● Exercise prompt: Your task is to reproduce exactly the lines from the one containing "What data populates" through the last line below, both ends included, and nothing else, with no pictures.

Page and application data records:
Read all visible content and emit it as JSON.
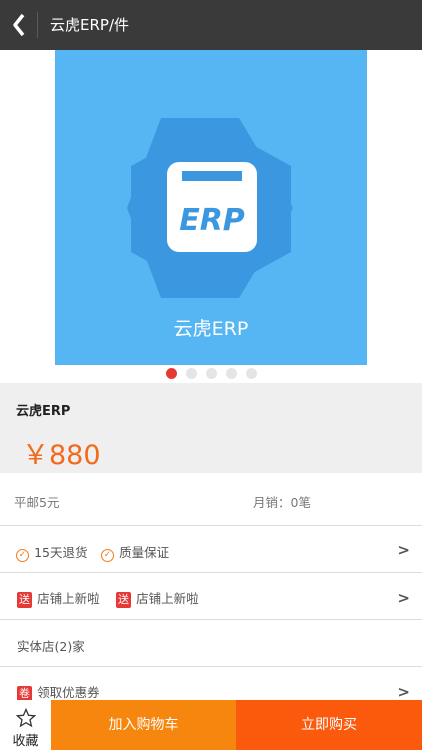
{
  "header": {
    "back_icon": "chevron-left-icon",
    "title": "云虎ERP/件"
  },
  "banner": {
    "background_color": "#55b6f3",
    "logo_text": "ERP",
    "caption": "云虎ERP",
    "dots_total": 5,
    "active_dot": 1
  },
  "product": {
    "name": "云虎ERP",
    "price": "￥880",
    "price_color": "#f26b1d"
  },
  "shipping": {
    "postage": "平邮5元",
    "monthly_sales": "月销：0笔"
  },
  "guarantee": {
    "items": [
      "15天退货",
      "质量保证"
    ],
    "chevron": ">"
  },
  "promos": {
    "badge": "送",
    "items": [
      "店铺上新啦",
      "店铺上新啦"
    ],
    "chevron": ">"
  },
  "stores": {
    "label": "实体店(2)家"
  },
  "coupon": {
    "badge": "卷",
    "label": "领取优惠券",
    "chevron": ">"
  },
  "footer": {
    "favorite_icon": "star-outline-icon",
    "favorite_label": "收藏",
    "cart_label": "加入购物车",
    "buy_label": "立即购买",
    "cart_color": "#f7860e",
    "buy_color": "#fb5a0d"
  }
}
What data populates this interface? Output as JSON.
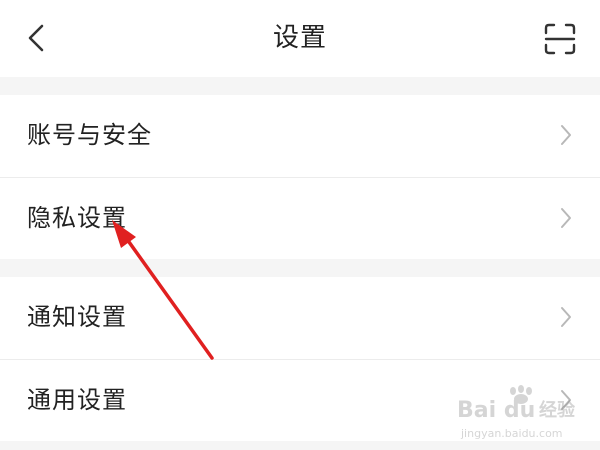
{
  "header": {
    "title": "设置",
    "back_icon": "chevron-left-icon",
    "scan_icon": "scan-icon"
  },
  "groups": [
    {
      "items": [
        {
          "label": "账号与安全",
          "icon": "chevron-right-icon"
        },
        {
          "label": "隐私设置",
          "icon": "chevron-right-icon"
        }
      ]
    },
    {
      "items": [
        {
          "label": "通知设置",
          "icon": "chevron-right-icon"
        },
        {
          "label": "通用设置",
          "icon": "chevron-right-icon"
        }
      ]
    }
  ],
  "annotation": {
    "arrow_color": "#e02020",
    "points_to": "隐私设置"
  },
  "watermark": {
    "brand": "Bai du",
    "sub": "经验",
    "url": "jingyan.baidu.com"
  },
  "colors": {
    "background": "#f5f5f5",
    "surface": "#ffffff",
    "text": "#222222",
    "chevron": "#b8b8b8"
  }
}
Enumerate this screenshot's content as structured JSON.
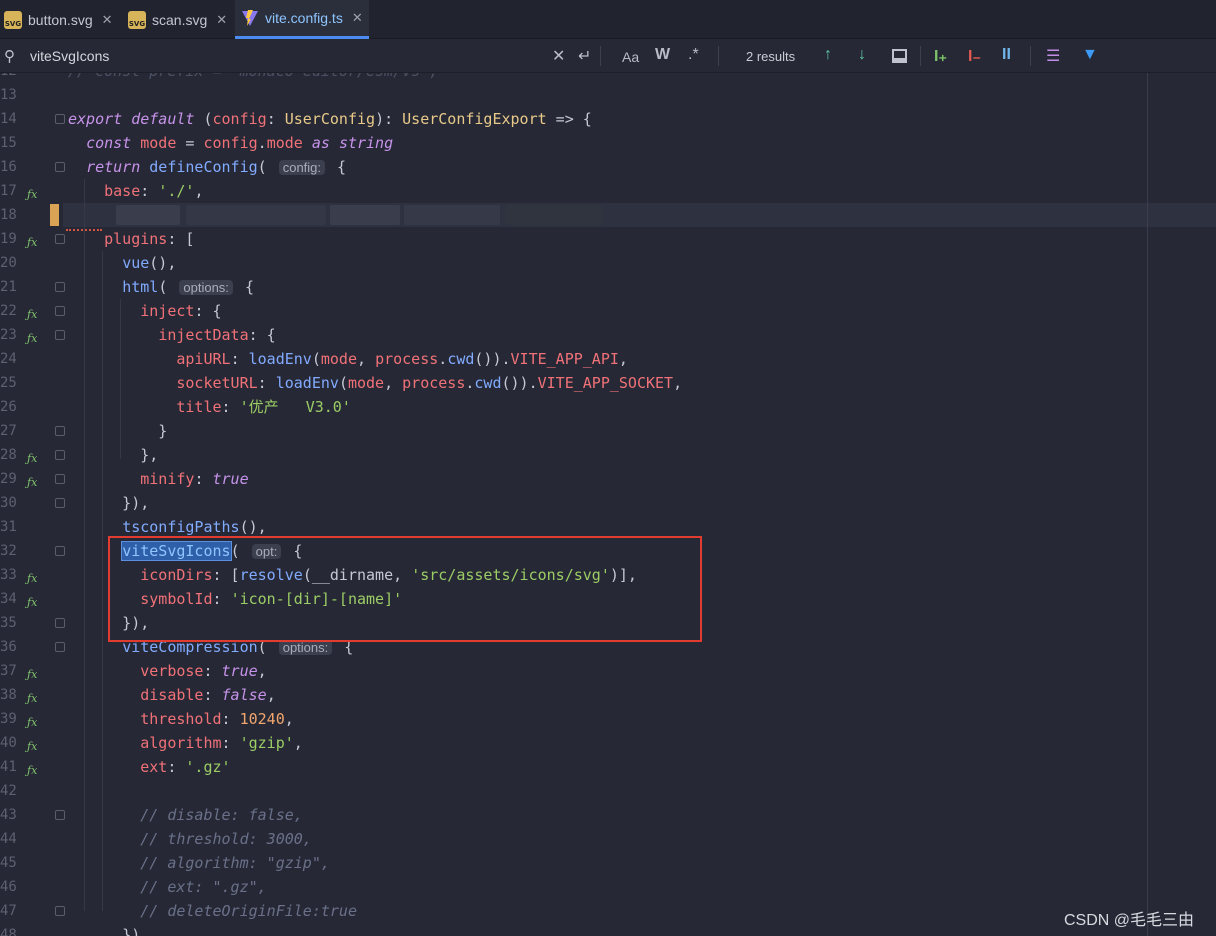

● Answer box:
What data populates this interface? Output as JSON.
{
  "header": {
    "title": "设置",
    "back_icon": "chevron-left-icon",
    "scan_icon": "scan-icon"
  },
  "groups": [
    {
      "items": [
        {
          "label": "账号与安全",
          "icon": "chevron-right-icon"
        },
        {
          "label": "隐私设置",
          "icon": "chevron-right-icon"
        }
      ]
    },
    {
      "items": [
        {
          "label": "通知设置",
          "icon": "chevron-right-icon"
        },
        {
          "label": "通用设置",
          "icon": "chevron-right-icon"
        }
      ]
    }
  ],
  "annotation": {
    "arrow_color": "#e02020",
    "points_to": "隐私设置"
  },
  "watermark": {
    "brand": "Bai du",
    "sub": "经验",
    "url": "jingyan.baidu.com"
  },
  "colors": {
    "background": "#f5f5f5",
    "surface": "#ffffff",
    "text": "#222222",
    "chevron": "#b8b8b8"
  }
}
Enumerate this screenshot's content as structured JSON.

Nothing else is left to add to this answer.